* _EXERCISE OBJECTIVE_
Set the following entries down again exactly, line by line.

Component data from apps and pages
-------
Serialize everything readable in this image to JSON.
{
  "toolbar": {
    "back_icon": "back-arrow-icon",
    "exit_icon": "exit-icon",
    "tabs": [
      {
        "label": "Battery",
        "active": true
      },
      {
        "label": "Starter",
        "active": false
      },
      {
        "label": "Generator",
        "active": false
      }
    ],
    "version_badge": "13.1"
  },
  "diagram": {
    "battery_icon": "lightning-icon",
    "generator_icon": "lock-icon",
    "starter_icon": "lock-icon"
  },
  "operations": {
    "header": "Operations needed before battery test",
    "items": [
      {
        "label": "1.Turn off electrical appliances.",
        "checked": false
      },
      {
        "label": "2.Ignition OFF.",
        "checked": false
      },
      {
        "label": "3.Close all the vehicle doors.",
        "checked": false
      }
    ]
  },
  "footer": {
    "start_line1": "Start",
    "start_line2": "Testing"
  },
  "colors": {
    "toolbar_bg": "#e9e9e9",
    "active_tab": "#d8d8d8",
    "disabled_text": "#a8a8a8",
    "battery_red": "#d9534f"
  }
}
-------
* _FINISHED EXERCISE_
Serialize everything readable in this image to JSON.
{
  "toolbar": {
    "back_icon": "back-arrow-icon",
    "exit_icon": "exit-icon",
    "tabs": [
      {
        "label": "Battery",
        "active": true
      },
      {
        "label": "Starter",
        "active": false
      },
      {
        "label": "Generator",
        "active": false
      }
    ],
    "version_badge": "13.1"
  },
  "diagram": {
    "battery_icon": "lightning-icon",
    "generator_icon": "lock-icon",
    "starter_icon": "lock-icon"
  },
  "operations": {
    "header": "Operations needed before battery test",
    "items": [
      {
        "label": "1.Turn off electrical appliances.",
        "checked": false
      },
      {
        "label": "2.Ignition OFF.",
        "checked": false
      },
      {
        "label": "3.Close all the vehicle doors.",
        "checked": false
      }
    ]
  },
  "footer": {
    "start_line1": "Start",
    "start_line2": "Testing"
  },
  "colors": {
    "toolbar_bg": "#e9e9e9",
    "active_tab": "#d8d8d8",
    "disabled_text": "#a8a8a8",
    "battery_red": "#d9534f"
  }
}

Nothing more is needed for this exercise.